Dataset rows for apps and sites
== == ==

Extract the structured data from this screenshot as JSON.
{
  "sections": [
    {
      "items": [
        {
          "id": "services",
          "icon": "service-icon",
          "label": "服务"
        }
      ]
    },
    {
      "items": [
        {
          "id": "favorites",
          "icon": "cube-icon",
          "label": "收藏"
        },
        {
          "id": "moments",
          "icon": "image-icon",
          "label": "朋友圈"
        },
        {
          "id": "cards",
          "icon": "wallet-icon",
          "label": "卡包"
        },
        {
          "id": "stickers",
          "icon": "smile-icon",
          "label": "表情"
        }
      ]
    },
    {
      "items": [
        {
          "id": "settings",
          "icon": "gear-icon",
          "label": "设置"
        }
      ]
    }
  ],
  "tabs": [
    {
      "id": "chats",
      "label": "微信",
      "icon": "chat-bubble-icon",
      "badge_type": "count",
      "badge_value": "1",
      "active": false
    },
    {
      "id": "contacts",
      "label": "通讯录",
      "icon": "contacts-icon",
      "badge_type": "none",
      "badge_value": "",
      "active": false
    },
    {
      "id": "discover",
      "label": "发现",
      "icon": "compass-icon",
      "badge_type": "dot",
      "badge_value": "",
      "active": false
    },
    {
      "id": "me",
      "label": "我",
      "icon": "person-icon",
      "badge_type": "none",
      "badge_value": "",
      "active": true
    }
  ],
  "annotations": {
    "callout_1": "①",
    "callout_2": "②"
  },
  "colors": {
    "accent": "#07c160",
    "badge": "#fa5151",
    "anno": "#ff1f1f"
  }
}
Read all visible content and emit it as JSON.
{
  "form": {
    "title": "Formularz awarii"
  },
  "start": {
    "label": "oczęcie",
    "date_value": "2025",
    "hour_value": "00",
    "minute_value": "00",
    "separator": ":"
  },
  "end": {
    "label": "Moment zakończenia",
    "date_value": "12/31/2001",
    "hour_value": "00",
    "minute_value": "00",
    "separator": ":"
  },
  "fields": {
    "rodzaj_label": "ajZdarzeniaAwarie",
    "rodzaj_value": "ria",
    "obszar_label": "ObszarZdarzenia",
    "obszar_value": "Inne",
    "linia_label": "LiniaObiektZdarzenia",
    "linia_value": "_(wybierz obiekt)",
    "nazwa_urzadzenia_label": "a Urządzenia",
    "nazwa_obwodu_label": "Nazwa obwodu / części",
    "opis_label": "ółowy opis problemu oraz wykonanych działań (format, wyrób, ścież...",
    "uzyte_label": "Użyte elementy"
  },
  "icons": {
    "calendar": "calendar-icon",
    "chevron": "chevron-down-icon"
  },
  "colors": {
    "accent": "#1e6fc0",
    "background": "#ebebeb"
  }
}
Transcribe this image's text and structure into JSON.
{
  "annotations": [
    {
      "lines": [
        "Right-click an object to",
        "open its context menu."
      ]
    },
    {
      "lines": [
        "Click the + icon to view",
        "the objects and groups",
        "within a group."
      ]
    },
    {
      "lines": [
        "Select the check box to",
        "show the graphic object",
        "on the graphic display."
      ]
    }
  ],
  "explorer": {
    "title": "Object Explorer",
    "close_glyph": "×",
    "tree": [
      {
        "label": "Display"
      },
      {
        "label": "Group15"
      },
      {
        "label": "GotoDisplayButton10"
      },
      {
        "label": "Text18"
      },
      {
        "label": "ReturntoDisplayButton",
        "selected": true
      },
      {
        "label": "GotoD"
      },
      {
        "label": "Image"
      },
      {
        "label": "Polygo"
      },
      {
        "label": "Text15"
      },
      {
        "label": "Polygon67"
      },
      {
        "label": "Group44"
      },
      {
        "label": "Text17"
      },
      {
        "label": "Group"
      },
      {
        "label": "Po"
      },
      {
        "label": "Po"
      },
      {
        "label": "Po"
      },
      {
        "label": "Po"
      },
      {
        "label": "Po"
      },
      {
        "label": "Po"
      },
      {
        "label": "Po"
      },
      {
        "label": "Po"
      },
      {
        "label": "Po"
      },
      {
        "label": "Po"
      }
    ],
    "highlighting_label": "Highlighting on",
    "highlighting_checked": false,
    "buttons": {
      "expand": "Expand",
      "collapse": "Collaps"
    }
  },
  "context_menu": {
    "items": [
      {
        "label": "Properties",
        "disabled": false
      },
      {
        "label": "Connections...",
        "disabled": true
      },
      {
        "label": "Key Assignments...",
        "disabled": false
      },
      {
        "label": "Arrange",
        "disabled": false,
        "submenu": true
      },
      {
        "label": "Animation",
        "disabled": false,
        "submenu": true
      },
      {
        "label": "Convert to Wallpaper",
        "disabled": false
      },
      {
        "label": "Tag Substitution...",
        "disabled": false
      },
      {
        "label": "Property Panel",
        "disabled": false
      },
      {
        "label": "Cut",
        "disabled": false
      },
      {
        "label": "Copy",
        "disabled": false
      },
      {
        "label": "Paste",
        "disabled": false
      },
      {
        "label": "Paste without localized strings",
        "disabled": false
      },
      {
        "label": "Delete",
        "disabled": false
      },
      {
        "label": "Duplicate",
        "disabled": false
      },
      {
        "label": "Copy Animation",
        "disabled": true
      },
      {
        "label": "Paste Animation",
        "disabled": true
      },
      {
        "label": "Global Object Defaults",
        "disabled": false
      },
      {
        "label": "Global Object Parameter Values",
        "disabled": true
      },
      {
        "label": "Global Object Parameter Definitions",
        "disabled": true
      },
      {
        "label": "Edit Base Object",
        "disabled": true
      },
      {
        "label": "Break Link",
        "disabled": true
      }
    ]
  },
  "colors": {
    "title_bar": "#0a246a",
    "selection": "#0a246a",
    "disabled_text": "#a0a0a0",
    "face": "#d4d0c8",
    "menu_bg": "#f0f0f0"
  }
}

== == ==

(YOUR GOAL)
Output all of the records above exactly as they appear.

(EXERCISE RESULT)
Extract the structured data from this screenshot as JSON.
{
  "sections": [
    {
      "items": [
        {
          "id": "services",
          "icon": "service-icon",
          "label": "服务"
        }
      ]
    },
    {
      "items": [
        {
          "id": "favorites",
          "icon": "cube-icon",
          "label": "收藏"
        },
        {
          "id": "moments",
          "icon": "image-icon",
          "label": "朋友圈"
        },
        {
          "id": "cards",
          "icon": "wallet-icon",
          "label": "卡包"
        },
        {
          "id": "stickers",
          "icon": "smile-icon",
          "label": "表情"
        }
      ]
    },
    {
      "items": [
        {
          "id": "settings",
          "icon": "gear-icon",
          "label": "设置"
        }
      ]
    }
  ],
  "tabs": [
    {
      "id": "chats",
      "label": "微信",
      "icon": "chat-bubble-icon",
      "badge_type": "count",
      "badge_value": "1",
      "active": false
    },
    {
      "id": "contacts",
      "label": "通讯录",
      "icon": "contacts-icon",
      "badge_type": "none",
      "badge_value": "",
      "active": false
    },
    {
      "id": "discover",
      "label": "发现",
      "icon": "compass-icon",
      "badge_type": "dot",
      "badge_value": "",
      "active": false
    },
    {
      "id": "me",
      "label": "我",
      "icon": "person-icon",
      "badge_type": "none",
      "badge_value": "",
      "active": true
    }
  ],
  "annotations": {
    "callout_1": "①",
    "callout_2": "②"
  },
  "colors": {
    "accent": "#07c160",
    "badge": "#fa5151",
    "anno": "#ff1f1f"
  }
}
Read all visible content and emit it as JSON.
{
  "form": {
    "title": "Formularz awarii"
  },
  "start": {
    "label": "oczęcie",
    "date_value": "2025",
    "hour_value": "00",
    "minute_value": "00",
    "separator": ":"
  },
  "end": {
    "label": "Moment zakończenia",
    "date_value": "12/31/2001",
    "hour_value": "00",
    "minute_value": "00",
    "separator": ":"
  },
  "fields": {
    "rodzaj_label": "ajZdarzeniaAwarie",
    "rodzaj_value": "ria",
    "obszar_label": "ObszarZdarzenia",
    "obszar_value": "Inne",
    "linia_label": "LiniaObiektZdarzenia",
    "linia_value": "_(wybierz obiekt)",
    "nazwa_urzadzenia_label": "a Urządzenia",
    "nazwa_obwodu_label": "Nazwa obwodu / części",
    "opis_label": "ółowy opis problemu oraz wykonanych działań (format, wyrób, ścież...",
    "uzyte_label": "Użyte elementy"
  },
  "icons": {
    "calendar": "calendar-icon",
    "chevron": "chevron-down-icon"
  },
  "colors": {
    "accent": "#1e6fc0",
    "background": "#ebebeb"
  }
}
Transcribe this image's text and structure into JSON.
{
  "annotations": [
    {
      "lines": [
        "Right-click an object to",
        "open its context menu."
      ]
    },
    {
      "lines": [
        "Click the + icon to view",
        "the objects and groups",
        "within a group."
      ]
    },
    {
      "lines": [
        "Select the check box to",
        "show the graphic object",
        "on the graphic display."
      ]
    }
  ],
  "explorer": {
    "title": "Object Explorer",
    "close_glyph": "×",
    "tree": [
      {
        "label": "Display"
      },
      {
        "label": "Group15"
      },
      {
        "label": "GotoDisplayButton10"
      },
      {
        "label": "Text18"
      },
      {
        "label": "ReturntoDisplayButton",
        "selected": true
      },
      {
        "label": "GotoD"
      },
      {
        "label": "Image"
      },
      {
        "label": "Polygo"
      },
      {
        "label": "Text15"
      },
      {
        "label": "Polygon67"
      },
      {
        "label": "Group44"
      },
      {
        "label": "Text17"
      },
      {
        "label": "Group"
      },
      {
        "label": "Po"
      },
      {
        "label": "Po"
      },
      {
        "label": "Po"
      },
      {
        "label": "Po"
      },
      {
        "label": "Po"
      },
      {
        "label": "Po"
      },
      {
        "label": "Po"
      },
      {
        "label": "Po"
      },
      {
        "label": "Po"
      },
      {
        "label": "Po"
      }
    ],
    "highlighting_label": "Highlighting on",
    "highlighting_checked": false,
    "buttons": {
      "expand": "Expand",
      "collapse": "Collaps"
    }
  },
  "context_menu": {
    "items": [
      {
        "label": "Properties",
        "disabled": false
      },
      {
        "label": "Connections...",
        "disabled": true
      },
      {
        "label": "Key Assignments...",
        "disabled": false
      },
      {
        "label": "Arrange",
        "disabled": false,
        "submenu": true
      },
      {
        "label": "Animation",
        "disabled": false,
        "submenu": true
      },
      {
        "label": "Convert to Wallpaper",
        "disabled": false
      },
      {
        "label": "Tag Substitution...",
        "disabled": false
      },
      {
        "label": "Property Panel",
        "disabled": false
      },
      {
        "label": "Cut",
        "disabled": false
      },
      {
        "label": "Copy",
        "disabled": false
      },
      {
        "label": "Paste",
        "disabled": false
      },
      {
        "label": "Paste without localized strings",
        "disabled": false
      },
      {
        "label": "Delete",
        "disabled": false
      },
      {
        "label": "Duplicate",
        "disabled": false
      },
      {
        "label": "Copy Animation",
        "disabled": true
      },
      {
        "label": "Paste Animation",
        "disabled": true
      },
      {
        "label": "Global Object Defaults",
        "disabled": false
      },
      {
        "label": "Global Object Parameter Values",
        "disabled": true
      },
      {
        "label": "Global Object Parameter Definitions",
        "disabled": true
      },
      {
        "label": "Edit Base Object",
        "disabled": true
      },
      {
        "label": "Break Link",
        "disabled": true
      }
    ]
  },
  "colors": {
    "title_bar": "#0a246a",
    "selection": "#0a246a",
    "disabled_text": "#a0a0a0",
    "face": "#d4d0c8",
    "menu_bg": "#f0f0f0"
  }
}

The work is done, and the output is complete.